There is emerging evidence that dog ownership is associated with increased levels of physical activity in children, thus it is plausible that dog ownership may provide other health and development benefits for children. Dog-facilitated play and activity increases the amount of time children spend interacting and bonding with their dog and may be an important mechanism for facilitating developmental benefits such as improved self-esteem, self-regulation, empathy, autonomy, reduced stress levels and increased attachment to their dog. A key evidence gap exists around the effect of increased interaction with companion animals via pet-facilitated play and activity and its impact on both health and developmental outcomes in young children.
- To investigate if active play and walking with the family dog facilitates improved developmental outcomes in young children. We hypothesize that active play and walking with the family dog is associated with improved development in young children.
- To pilot test companion animal-based interventions for improving children’s health and developmental outcomes.
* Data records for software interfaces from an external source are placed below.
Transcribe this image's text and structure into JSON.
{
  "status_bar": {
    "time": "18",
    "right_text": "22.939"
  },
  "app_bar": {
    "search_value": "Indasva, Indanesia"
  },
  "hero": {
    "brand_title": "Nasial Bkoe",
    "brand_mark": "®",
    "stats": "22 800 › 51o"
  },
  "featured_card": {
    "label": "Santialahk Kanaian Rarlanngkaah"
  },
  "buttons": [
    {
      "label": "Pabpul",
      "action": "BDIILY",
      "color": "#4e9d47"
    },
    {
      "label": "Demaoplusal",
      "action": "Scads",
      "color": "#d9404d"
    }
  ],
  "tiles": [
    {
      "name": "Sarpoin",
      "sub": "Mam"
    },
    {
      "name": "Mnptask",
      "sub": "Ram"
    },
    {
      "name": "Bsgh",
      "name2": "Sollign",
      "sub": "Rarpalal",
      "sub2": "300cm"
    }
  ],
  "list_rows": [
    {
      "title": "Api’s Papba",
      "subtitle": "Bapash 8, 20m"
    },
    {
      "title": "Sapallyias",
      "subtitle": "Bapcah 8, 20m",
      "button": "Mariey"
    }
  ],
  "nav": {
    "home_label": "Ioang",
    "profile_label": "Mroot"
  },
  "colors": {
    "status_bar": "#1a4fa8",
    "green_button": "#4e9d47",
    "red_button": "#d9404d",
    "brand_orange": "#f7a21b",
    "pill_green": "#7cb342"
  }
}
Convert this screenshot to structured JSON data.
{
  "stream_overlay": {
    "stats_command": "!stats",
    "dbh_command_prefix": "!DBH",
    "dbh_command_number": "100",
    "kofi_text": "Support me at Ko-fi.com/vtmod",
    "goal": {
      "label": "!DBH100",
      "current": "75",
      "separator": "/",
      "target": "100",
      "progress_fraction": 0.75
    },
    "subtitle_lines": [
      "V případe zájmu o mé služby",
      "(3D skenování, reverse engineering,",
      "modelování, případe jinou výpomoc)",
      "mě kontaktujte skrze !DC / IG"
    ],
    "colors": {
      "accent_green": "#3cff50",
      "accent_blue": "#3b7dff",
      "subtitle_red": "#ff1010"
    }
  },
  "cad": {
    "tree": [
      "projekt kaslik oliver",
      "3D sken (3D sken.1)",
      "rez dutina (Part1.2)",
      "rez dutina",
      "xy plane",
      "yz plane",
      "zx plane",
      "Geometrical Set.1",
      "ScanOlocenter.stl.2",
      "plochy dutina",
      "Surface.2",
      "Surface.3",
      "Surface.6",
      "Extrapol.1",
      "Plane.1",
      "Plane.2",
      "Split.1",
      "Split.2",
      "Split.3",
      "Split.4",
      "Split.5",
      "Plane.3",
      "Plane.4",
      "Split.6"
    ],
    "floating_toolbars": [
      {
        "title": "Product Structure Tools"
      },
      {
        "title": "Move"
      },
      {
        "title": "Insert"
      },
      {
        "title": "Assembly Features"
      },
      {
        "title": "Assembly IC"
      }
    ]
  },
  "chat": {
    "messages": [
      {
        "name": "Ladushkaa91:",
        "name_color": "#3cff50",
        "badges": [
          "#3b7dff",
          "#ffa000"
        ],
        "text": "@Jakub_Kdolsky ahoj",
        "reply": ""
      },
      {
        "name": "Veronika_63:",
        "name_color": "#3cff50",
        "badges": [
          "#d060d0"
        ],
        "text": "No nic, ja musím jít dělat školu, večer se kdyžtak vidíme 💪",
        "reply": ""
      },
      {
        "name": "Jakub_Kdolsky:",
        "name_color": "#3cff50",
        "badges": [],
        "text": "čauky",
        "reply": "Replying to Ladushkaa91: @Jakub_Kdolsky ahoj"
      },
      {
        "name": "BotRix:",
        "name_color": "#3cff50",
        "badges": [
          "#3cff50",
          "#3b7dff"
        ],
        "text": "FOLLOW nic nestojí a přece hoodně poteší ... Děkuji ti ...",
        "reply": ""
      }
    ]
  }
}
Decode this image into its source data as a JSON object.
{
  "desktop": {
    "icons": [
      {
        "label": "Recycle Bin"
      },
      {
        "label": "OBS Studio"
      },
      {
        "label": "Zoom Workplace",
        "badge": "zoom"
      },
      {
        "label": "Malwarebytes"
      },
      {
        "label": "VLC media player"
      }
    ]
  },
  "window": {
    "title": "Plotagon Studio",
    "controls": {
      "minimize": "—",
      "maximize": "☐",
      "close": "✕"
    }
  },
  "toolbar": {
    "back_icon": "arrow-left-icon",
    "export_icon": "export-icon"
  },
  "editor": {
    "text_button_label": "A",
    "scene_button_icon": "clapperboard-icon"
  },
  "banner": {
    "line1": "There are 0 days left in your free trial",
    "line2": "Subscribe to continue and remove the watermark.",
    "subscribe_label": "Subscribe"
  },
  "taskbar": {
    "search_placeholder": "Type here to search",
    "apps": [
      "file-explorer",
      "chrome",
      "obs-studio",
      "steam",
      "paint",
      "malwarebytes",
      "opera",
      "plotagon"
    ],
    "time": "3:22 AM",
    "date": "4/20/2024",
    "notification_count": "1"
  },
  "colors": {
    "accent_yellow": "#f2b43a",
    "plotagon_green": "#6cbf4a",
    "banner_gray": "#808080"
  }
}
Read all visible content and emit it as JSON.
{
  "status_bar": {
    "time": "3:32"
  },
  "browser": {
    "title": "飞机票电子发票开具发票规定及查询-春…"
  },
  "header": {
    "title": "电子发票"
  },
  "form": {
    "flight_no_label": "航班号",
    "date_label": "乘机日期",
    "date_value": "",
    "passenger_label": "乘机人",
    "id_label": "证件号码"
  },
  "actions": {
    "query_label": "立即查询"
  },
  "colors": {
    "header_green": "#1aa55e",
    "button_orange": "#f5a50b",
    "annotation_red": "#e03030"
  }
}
We hypothesize that strategies to increase children’s active play and walking with the family dog will improve children’s health and development.
This study will investigate if active play and walking with the family dog facilitates improved health and developmental outcomes in young children (2-5 years) using data from the Western Australian ‘Play Spaces and Environments for Children’s Physical Activity’ (PLAYCE) Study.
Data on 2,400 children aged 2-5 years collected as part of the Western Australian ‘Play Spaces and Environments for Children’s Physical Activity’ (PLAYCE) Study will be analyzed to determine the relationship between child development and, family dog ownership, dog-facilitated activity and physical activity. We expect to find a positive relationship between dog-facilitated activity and child development. We will also invite 100 dog owning families to help trial simple strategies (mobile phone message prompts) to increase the amount of time children spend playing with their dog in the yard and the number of family dog walks.
We expect that these strategies will increase the amount of time children spend interacting and active with their family dog and this will lead to improved physical activity and developmental outcomes. Findings from this study will contribute to knowledge and best-practice by providing evidence on the mechanisms through which companion animals can facilitate opportunities for physical activity and thereby improve children’s health and development. This will inform future cost-effective and innovative companion animal interventions to increase the health benefits of the Human-Animal Bond for families.